5) Learn the tools of the industry. Many companies are producing more and more e-learning for employee training and moving away from instructor-led training. It is important to learn tools such as Articulate 360, Adobe Captivate, Photoshop, InDesign, and Camtasia just to name a few. All of these offer a free trial period. For the authoring tools Articulate 360 and Adobe Captivate, I suggest creating a video of your lesson working for your portfolio because once the free trial ends you can no longer use what you build unless you purchase the software.
6) Update your LinkedIn profile. This was a game-changer for me. I thought my profile was already pretty good, to begin with, but then I took IDOL Academy's course, "LinkedIn Profile: Get Noticed." The traffic to my profile increased exponentially and the recruiters were blowing up my email and LinkedIn Messenger almost instantly. Stay active with LinkedIn too. I use it as much as I do Facebook or Instagram. It truly does make a difference. This is how professionals are engaging and networking with other professionals nowadays.

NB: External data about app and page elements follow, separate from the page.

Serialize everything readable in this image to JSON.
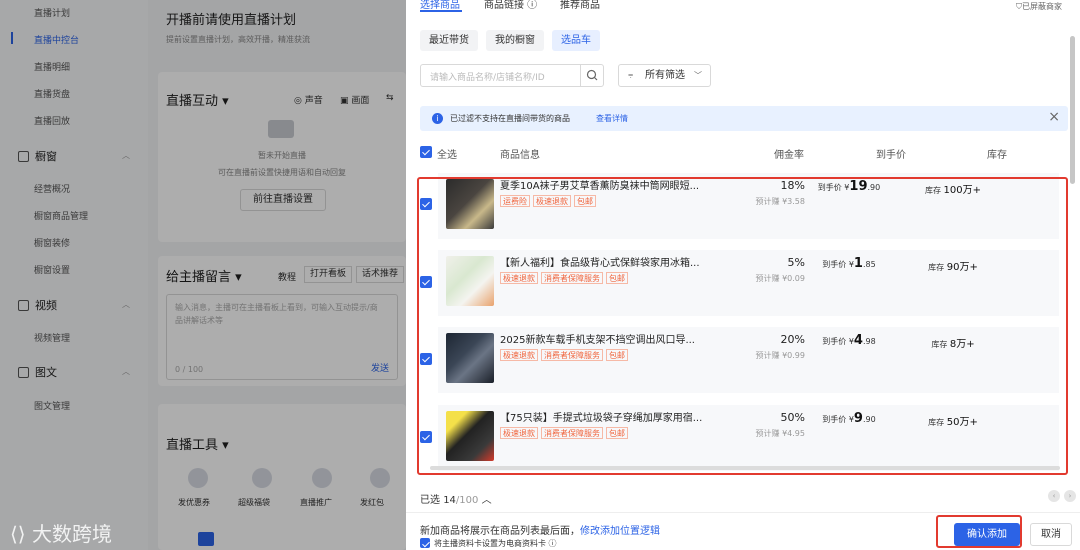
{
  "sidebar": {
    "items_top": [
      "直播计划",
      "直播中控台",
      "直播明细",
      "直播货盘",
      "直播回放"
    ],
    "section_window": "橱窗",
    "window_items": [
      "经营概况",
      "橱窗商品管理",
      "橱窗装修",
      "橱窗设置"
    ],
    "section_video": "视频",
    "video_items": [
      "视频管理"
    ],
    "section_article": "图文",
    "article_items": [
      "图文管理"
    ]
  },
  "center": {
    "plan_title": "开播前请使用直播计划",
    "plan_sub": "提前设置直播计划，高效开播，精准获流",
    "interact_title": "直播互动 ▾",
    "sound_label": "声音",
    "screen_label": "画面",
    "interact_empty1": "暂未开始直播",
    "interact_empty2": "可在直播前设置快捷用语和自动回复",
    "goto_settings": "前往直播设置",
    "msg_title": "给主播留言 ▾",
    "tutorial": "教程",
    "open_board": "打开看板",
    "script_rec": "话术推荐",
    "msg_placeholder": "输入消息，主播可在主播看板上看到，可输入互动提示/商品讲解话术等",
    "msg_count": "0 / 100",
    "send": "发送",
    "tools_title": "直播工具 ▾",
    "tools": [
      "发优惠券",
      "超级福袋",
      "直播推广",
      "发红包"
    ],
    "watermark": "大数跨境"
  },
  "panel": {
    "tabs": [
      "选择商品",
      "商品链接 ⓘ",
      "推荐商品"
    ],
    "blocked_shops": "已屏蔽商家",
    "subtabs": [
      "最近带货",
      "我的橱窗",
      "选品车"
    ],
    "search_placeholder": "请输入商品名称/店铺名称/ID",
    "filter_label": "所有筛选",
    "notice_text": "已过滤不支持在直播间带货的商品",
    "notice_link": "查看详情",
    "header": {
      "select_all": "全选",
      "info": "商品信息",
      "commission": "佣金率",
      "price": "到手价",
      "stock": "库存"
    },
    "products": [
      {
        "name": "夏季10A袜子男艾草香薰防臭袜中筒网眼短...",
        "tags": [
          "运费险",
          "极速退款",
          "包邮"
        ],
        "rate": "18%",
        "est": "预计赚 ¥3.58",
        "price_label": "到手价 ¥",
        "price_int": "19",
        "price_dec": ".90",
        "stock_label": "库存",
        "stock": "100万+"
      },
      {
        "name": "【新人福利】食品级背心式保鲜袋家用冰箱...",
        "tags": [
          "极速退款",
          "消费者保障服务",
          "包邮"
        ],
        "rate": "5%",
        "est": "预计赚 ¥0.09",
        "price_label": "到手价 ¥",
        "price_int": "1",
        "price_dec": ".85",
        "stock_label": "库存",
        "stock": "90万+"
      },
      {
        "name": "2025新款车载手机支架不挡空调出风口导...",
        "tags": [
          "极速退款",
          "消费者保障服务",
          "包邮"
        ],
        "rate": "20%",
        "est": "预计赚 ¥0.99",
        "price_label": "到手价 ¥",
        "price_int": "4",
        "price_dec": ".98",
        "stock_label": "库存",
        "stock": "8万+"
      },
      {
        "name": "【75只装】手提式垃圾袋子穿绳加厚家用宿...",
        "tags": [
          "极速退款",
          "消费者保障服务",
          "包邮"
        ],
        "rate": "50%",
        "est": "预计赚 ¥4.95",
        "price_label": "到手价 ¥",
        "price_int": "9",
        "price_dec": ".90",
        "stock_label": "库存",
        "stock": "50万+"
      }
    ],
    "selected_label": "已选",
    "selected_count": "14",
    "selected_max": "/100",
    "footer_note": "新加商品将展示在商品列表最后面，",
    "footer_link": "修改添加位置逻辑",
    "footer_check_label": "将主播资料卡设置为电商资料卡 ⓘ",
    "confirm": "确认添加",
    "cancel": "取消"
  }
}
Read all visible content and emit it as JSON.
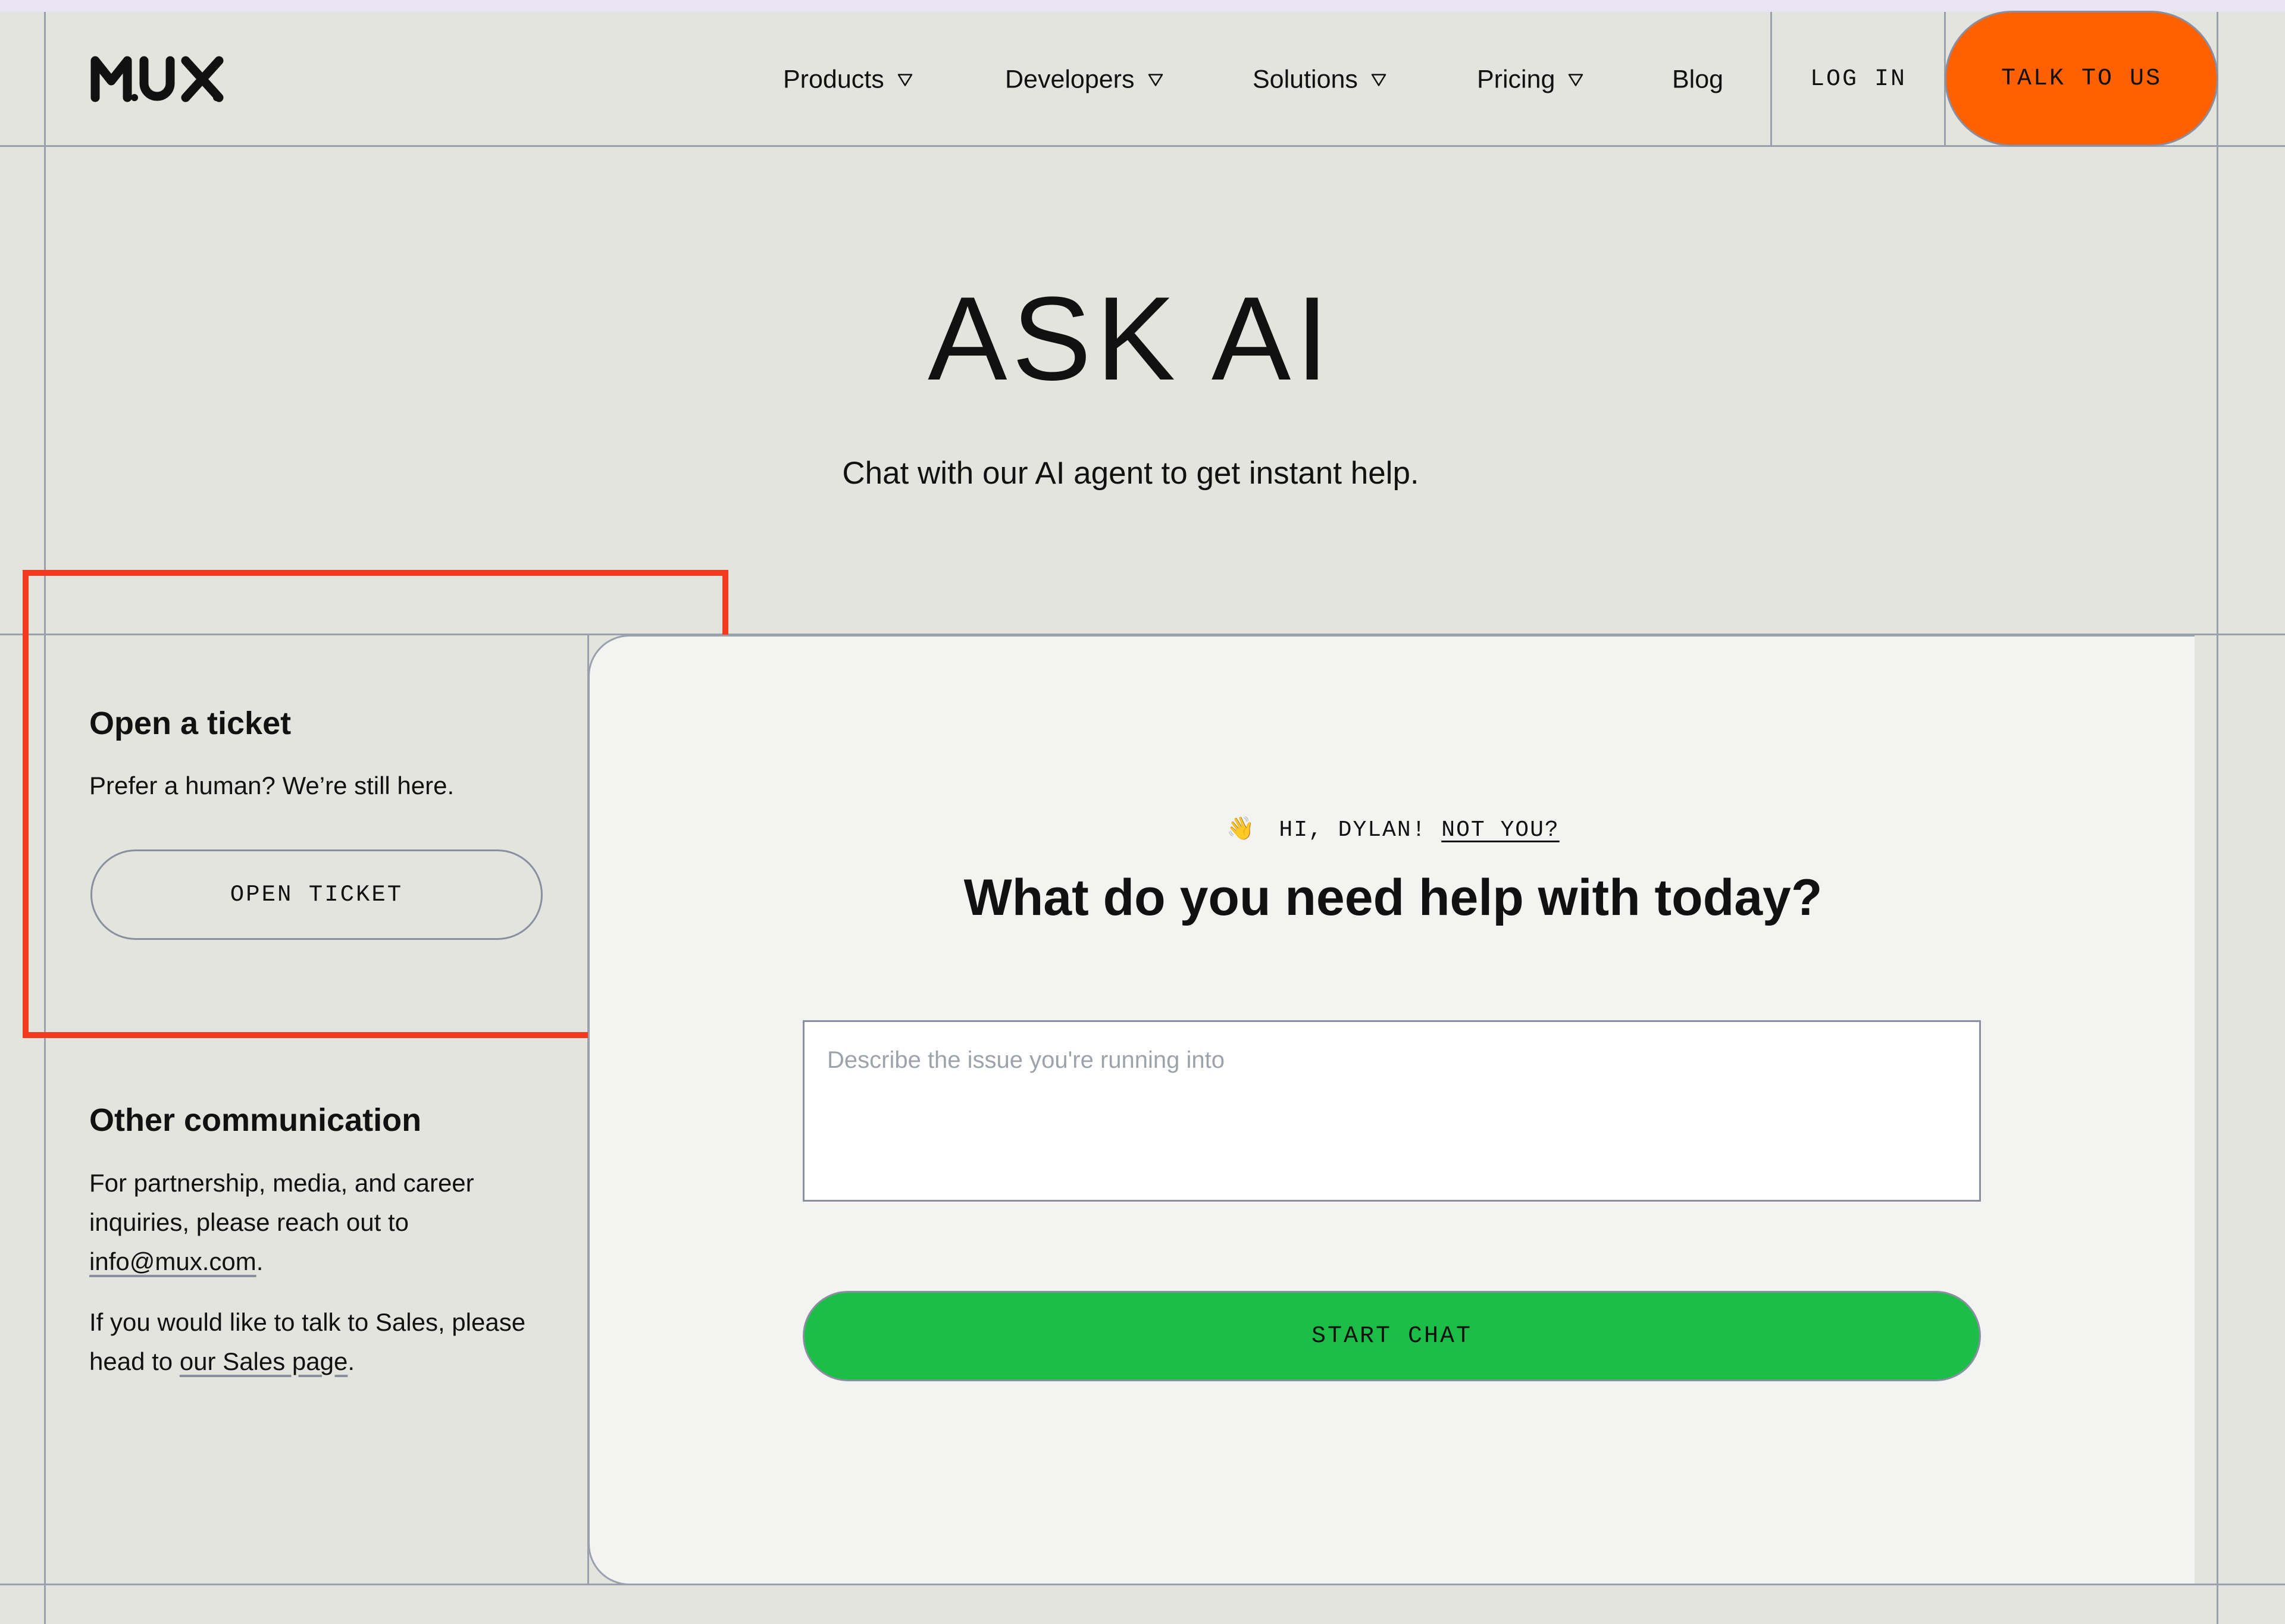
{
  "header": {
    "logo_text": "MUX",
    "nav": [
      {
        "label": "Products",
        "has_dropdown": true
      },
      {
        "label": "Developers",
        "has_dropdown": true
      },
      {
        "label": "Solutions",
        "has_dropdown": true
      },
      {
        "label": "Pricing",
        "has_dropdown": true
      },
      {
        "label": "Blog",
        "has_dropdown": false
      }
    ],
    "login_label": "LOG IN",
    "talk_label": "TALK TO US"
  },
  "hero": {
    "title": "ASK AI",
    "subtitle": "Chat with our AI agent to get instant help."
  },
  "ticket": {
    "heading": "Open a ticket",
    "text": "Prefer a human? We’re still here.",
    "button_label": "OPEN TICKET"
  },
  "other": {
    "heading": "Other communication",
    "text1_before": "For partnership, media, and career inquiries, please reach out to ",
    "email": "info@mux.com",
    "text1_after": ".",
    "text2_before": "If you would like to talk to Sales, please head to ",
    "sales_link": "our Sales page",
    "text2_after": "."
  },
  "chat": {
    "wave_emoji": "👋",
    "greeting": "HI, DYLAN!",
    "not_you": "NOT YOU?",
    "title": "What do you need help with today?",
    "input_placeholder": "Describe the issue you're running into",
    "input_value": "",
    "start_label": "START CHAT"
  },
  "colors": {
    "background": "#e4e4df",
    "card": "#f3f4f1",
    "accent_orange": "#ff6100",
    "accent_green": "#1bbf47",
    "highlight_red": "#f23a1d"
  }
}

7) Don’t be afraid to say, “Show me the money,” (figuratively of course). Teachers are severely underpaid. We put in extremely long hours and put up with far more than we should. I was blown away with the salary jump from teaching to ID. Glassdoor has the salary range for entry-level ID in NC at $60K - $82K. Nearly double any teacher's salary. It will vary across the nation but you get the idea. When you enter into discussions with recruiters or hiring managers about pay, don't sell yourself short and don't be afraid to ask for way more than you were making as a teacher. Chances are that they will not even bat an eyelash at your number. Research the median salary for ID in your area and begin negotiations there. Please don't low-ball your price because you are scared to ask for more. That will begin to decrease IDs' value in the marketplace. I, personally, do not want that to happen because it was a long road to get here and have a salary reflect the hard work I do.
8) Know your worth. You bring so much to the table. As a teacher, you have a lot to offer the corporate world of learning and development through your experience in the classroom that they don’t realize they need. Teachers have to be creative and deliver instruction to a captive audience day in and day out. Most of whom would rather be doing anything else. Yet somehow, you manage to instill knowledge to the most reluctant. Corporate America needs more people with that specialized skill-set. You are valuable and they need you.
If you are looking for a way out of teaching, there is a career path through Instructional Design. I never expected to be anything else but a teacher when I grew up. No matter how much you feel called to do something when it begins to take a toll on your health, you have to make a change. I am so grateful to have found Instructional Design as my new career. It has saved my life.
By: Gretchen Johanson
Gretchen is an Instructional Designer and former public educator. Combined, she has over a decade of experience in learning and development. She considers herself a life-long learner and is always looking for opportunities to grow and develop her skills.Work-life balance is important to her. She enjoys kick-boxing, traveling and family time when she is not working.